… In the 1960s and 1970s the call of the bioscopewallah was eagerly awaited in the neighborhoods of Kolkata. However in this age of television and computers, the bioscope is as antiquated as the term itself. Salim recalls the golden days when his father’s bioscope ruled the roost: “When my father used to call out, people used to come rushing out of their houses, especially children and women. They used to stand in the balcony for hours in order to catch the bioscopewallah.”
Salim started with his father when aged just twelve. In those days there were many other bioscopewallahs, all of whom showed only silent films. To keep up with the times, Salim has had to adapt to sound, showing scraps of films that highlight songs, dances and fights.
Salim survives in an age dominated by iPods and DVDs by updating his equipment to keep pace with the modern age. His passion with the bioscope led him to experiment with it and add new features.

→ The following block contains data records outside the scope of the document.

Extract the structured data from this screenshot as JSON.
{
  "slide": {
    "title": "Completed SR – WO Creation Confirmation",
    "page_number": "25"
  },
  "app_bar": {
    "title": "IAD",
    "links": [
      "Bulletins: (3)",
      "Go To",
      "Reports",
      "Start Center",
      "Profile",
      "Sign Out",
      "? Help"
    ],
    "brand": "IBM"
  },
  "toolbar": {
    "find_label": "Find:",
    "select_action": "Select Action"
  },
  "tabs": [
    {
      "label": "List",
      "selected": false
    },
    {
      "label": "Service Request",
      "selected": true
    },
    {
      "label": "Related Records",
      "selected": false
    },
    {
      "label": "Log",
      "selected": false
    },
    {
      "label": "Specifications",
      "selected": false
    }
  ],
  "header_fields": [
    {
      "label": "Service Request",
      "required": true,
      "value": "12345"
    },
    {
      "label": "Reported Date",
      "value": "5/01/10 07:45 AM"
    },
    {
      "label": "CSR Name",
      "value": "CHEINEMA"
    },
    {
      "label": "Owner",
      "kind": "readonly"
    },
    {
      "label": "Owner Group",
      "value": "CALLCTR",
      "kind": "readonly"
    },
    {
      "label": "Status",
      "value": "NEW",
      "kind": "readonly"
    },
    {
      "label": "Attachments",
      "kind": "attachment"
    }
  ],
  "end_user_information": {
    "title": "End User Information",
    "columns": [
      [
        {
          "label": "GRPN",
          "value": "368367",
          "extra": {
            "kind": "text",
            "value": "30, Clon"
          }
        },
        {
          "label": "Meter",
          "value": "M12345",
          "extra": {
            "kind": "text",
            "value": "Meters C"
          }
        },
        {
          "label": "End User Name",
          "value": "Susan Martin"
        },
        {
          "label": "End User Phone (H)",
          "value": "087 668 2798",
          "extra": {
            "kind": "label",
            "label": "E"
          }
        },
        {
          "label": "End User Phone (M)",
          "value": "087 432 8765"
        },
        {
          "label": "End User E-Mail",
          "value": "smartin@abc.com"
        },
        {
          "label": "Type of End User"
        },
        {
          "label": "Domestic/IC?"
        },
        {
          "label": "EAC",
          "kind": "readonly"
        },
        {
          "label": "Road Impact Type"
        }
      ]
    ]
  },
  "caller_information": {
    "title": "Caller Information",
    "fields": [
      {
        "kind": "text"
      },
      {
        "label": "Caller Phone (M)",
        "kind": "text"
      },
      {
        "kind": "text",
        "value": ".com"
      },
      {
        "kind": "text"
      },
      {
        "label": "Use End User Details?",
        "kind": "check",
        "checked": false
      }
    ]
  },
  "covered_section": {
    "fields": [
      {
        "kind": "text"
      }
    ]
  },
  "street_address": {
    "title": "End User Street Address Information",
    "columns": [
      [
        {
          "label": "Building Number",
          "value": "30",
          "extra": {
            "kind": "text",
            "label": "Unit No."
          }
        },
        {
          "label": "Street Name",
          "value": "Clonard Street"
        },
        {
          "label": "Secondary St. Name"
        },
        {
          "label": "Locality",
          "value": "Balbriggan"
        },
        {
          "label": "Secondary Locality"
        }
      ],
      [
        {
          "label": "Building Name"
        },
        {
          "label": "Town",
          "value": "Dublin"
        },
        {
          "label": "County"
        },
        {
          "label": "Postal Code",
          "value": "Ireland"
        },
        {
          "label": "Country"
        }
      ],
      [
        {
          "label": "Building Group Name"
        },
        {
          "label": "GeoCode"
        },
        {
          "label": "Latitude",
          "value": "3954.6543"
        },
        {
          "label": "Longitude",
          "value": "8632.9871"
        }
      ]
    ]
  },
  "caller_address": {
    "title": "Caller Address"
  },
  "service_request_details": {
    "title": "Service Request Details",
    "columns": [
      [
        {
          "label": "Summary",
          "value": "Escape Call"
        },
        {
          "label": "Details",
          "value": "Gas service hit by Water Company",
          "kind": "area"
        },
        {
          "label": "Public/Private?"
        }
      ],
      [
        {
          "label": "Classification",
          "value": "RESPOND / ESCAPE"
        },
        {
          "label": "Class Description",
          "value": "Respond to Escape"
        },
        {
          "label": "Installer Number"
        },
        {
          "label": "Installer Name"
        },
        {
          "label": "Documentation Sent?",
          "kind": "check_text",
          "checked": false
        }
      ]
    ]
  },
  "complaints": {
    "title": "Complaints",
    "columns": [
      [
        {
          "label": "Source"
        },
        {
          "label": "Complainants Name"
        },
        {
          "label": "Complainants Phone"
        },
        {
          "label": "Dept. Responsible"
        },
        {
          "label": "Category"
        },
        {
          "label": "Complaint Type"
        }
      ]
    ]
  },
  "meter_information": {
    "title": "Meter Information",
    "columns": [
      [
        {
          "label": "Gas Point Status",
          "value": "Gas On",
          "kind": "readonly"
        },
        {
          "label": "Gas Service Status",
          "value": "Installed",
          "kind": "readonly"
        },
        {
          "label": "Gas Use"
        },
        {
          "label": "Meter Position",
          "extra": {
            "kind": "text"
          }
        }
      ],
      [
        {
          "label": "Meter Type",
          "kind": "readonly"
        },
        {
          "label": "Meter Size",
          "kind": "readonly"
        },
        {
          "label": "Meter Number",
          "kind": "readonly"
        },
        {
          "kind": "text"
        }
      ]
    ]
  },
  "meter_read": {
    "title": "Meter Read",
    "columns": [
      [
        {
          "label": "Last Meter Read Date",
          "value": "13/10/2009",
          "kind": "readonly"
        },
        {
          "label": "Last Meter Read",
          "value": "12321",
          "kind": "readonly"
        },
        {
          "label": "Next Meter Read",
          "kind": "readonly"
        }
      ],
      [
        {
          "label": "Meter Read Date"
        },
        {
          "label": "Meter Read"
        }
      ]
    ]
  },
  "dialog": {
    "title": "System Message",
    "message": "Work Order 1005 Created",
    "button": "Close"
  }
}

The original bioscope had no provision for sound so Salim, realizing he will lose his audiences if he failed to add it to his trailers, acquired sound.
“I love my projector and the fact that this small box contains all the wonders of a cinema hall. And I told myself, there must be a way to put sound too! I went to the cinema halls and asked people about how they put the sound on the lip movements. We tried to replicate that in my projector and succeeded. It was because I went with the times that I have been able to keep this alive. If there was no sound, no one would have watched it anymore.” …
… The era of the bioscope will likely end with Salim. His sons are not interested in carrying forward the tradition of their father and grandfather. They are young men who have come of age in the digital era of mobile phones and computer games.
Salim is philosophical about his plight and the future of his craft. He insists he is not driven by money, otherwise he would have sold the projector — an antique piece — by now. “I have had offers from abroad to sell my bioscope, I have said no. It is the heritage of my country, why should I sell it to another country?”
It’s a delightful piece well worth reading in its entirety. Not exactly silent films, but definitely in their spirit.